    Google Scholar 

  5. Clark, F., Sanders, K., Carlson, M., Blanche, E., Jackson, J.: Synthesis of habit theory. OTJR Occup. Particip. Heal. 27(1_suppl), 7S-23S (2007)

    CrossRef  Google Scholar 

  6. Andrews, B.R.: Habit. Am. J. Psychol. 14(2), 121–149 (1903)

    CrossRef  Google Scholar 

  7. Ryan, R.M., Deci, E.L.: Self-determination theory and the facilitation of intrinsic motivation, social development, and well-being. Am. Psychol. 55(1), 68 (2000)

    CrossRef  Google Scholar 

  8. Birnbaum, G.E., Mizrahi, M., Hoffman, G., Reis, H.T., Finkel, E.J., Sass, O.: What robots can teach us about intimacy: the reassuring effects of robot responsiveness to human disclosure. Comput. Human Behav. 63, 416–423 (2016)

    CrossRef  Google Scholar 

  9. Oinas-Kukkonen, H., Harjumaa, M.: Persuasive systems design: key issues, process model, and system features. Commun. Assoc. Inf. Syst. 24(1), 28 (2009)

    Google Scholar 

  10. Fogg, B.: A behavior model for persuasive design. In: ACM International Conference Proceeding Series, vol. 350 (2009)

    Google Scholar 

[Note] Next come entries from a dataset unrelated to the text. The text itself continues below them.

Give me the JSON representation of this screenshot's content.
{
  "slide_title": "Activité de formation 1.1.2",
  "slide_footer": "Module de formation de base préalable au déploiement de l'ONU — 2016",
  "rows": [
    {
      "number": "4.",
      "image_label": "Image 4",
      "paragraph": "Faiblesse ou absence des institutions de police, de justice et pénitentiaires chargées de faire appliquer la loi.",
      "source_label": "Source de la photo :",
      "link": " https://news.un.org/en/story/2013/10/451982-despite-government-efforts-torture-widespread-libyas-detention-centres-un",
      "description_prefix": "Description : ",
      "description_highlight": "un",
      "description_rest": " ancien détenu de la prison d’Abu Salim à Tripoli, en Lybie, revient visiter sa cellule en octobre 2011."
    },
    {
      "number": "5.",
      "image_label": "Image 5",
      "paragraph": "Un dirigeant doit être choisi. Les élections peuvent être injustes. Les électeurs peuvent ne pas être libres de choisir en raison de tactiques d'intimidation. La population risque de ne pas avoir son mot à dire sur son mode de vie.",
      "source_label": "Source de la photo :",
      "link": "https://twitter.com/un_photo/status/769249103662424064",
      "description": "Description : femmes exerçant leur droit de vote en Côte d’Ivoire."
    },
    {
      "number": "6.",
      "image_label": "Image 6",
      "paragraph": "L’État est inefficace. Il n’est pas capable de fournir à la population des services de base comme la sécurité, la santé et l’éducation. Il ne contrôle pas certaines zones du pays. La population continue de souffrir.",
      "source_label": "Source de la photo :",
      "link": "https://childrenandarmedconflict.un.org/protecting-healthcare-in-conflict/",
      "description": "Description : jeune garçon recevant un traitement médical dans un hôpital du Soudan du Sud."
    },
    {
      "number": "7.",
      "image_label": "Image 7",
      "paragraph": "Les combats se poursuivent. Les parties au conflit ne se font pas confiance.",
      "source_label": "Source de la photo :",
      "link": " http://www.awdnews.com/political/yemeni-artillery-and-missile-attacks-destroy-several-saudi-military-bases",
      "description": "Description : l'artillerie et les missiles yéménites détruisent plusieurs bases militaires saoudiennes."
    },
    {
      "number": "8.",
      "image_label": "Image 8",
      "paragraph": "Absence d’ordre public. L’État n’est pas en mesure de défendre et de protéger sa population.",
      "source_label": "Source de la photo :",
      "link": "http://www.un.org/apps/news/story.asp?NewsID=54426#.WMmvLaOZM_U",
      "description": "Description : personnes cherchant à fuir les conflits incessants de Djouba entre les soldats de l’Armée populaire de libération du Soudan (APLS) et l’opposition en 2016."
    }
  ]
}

  11. Ham, J., Cuijpers, R.H., Cabibihan, J.-J.: Combining robotic persuasive strategies: the persuasive power of a storytelling robot that uses gazing and gestures. Int. J. Soc. Robot. 7(4), 479–487 (2015)

    CrossRef  Google Scholar 

  12. Minguillón, J., Conesa, J., Rodríguez, M.E., Santanach, F.: Learning analytics in practice: providing E-learning researchers and practitioners with activity data. In: Frontiers of Cyberlearning, pp. 145–167. Springer, Singapore (2018)

    Google Scholar 

  13. Chidambaram, V., Chiang, Y.-H., Mutlu, B.: Designing persuasive robots: how robots might persuade people using vocal and nonverbal cues. In: Proceedings of the Seventh Annual ACM/IEEE International Conference on Human-Robot Interaction, pp. 293–300 (2012)

    Google Scholar 

Download references


This work has been partially supported by the eLearn Center of the UOC through the project titled “Botter: a personal robot for novel UOC students” and by European Commission through the project “colMOOC: Integrating Conversational Agents and Learning Analytics in MOOCs” (588438-EPP-1-2017-1-EL-EPPKA2-KA). This research has also been supported by Seidor Labs department of Seidor company, who, as a UOC’s technology provider, implemented the robots and the interaction between them and the UOC campus.

Author information

Authors and Affiliations


Corresponding author

Correspondence to Jordi Conesa .

Editor information

Editors and Affiliations

Rights and permissions

Reprints and Permissions

Copyright information

© 2021 The Editor(s) (if applicable) and The Author(s), under exclusive license to Springer Nature Switzerland AG

About this paper

Check for updates. Verify currency and authenticity via CrossMark

Cite this paper

Conesa, J. et al. (2021). Towards the Use of Personal Robots to Improve the Online Learning Experience. In: Barolli, L., Takizawa, M., Yoshihisa, T., Amato, F., Ikeda, M. (eds) Advances on P2P, Parallel, Grid, Cloud and Internet Computing. 3PGCIC 2020. Lecture Notes in Networks and Systems, vol 158. Springer, Cham.

Download citation

  • DOI:

  • Published:

  • Publisher Name: Springer, Cham

  • Print ISBN: 978-3-030-61104-0

  • Online ISBN: 978-3-030-61105-7

  • eBook Packages: EngineeringEngineering (R0)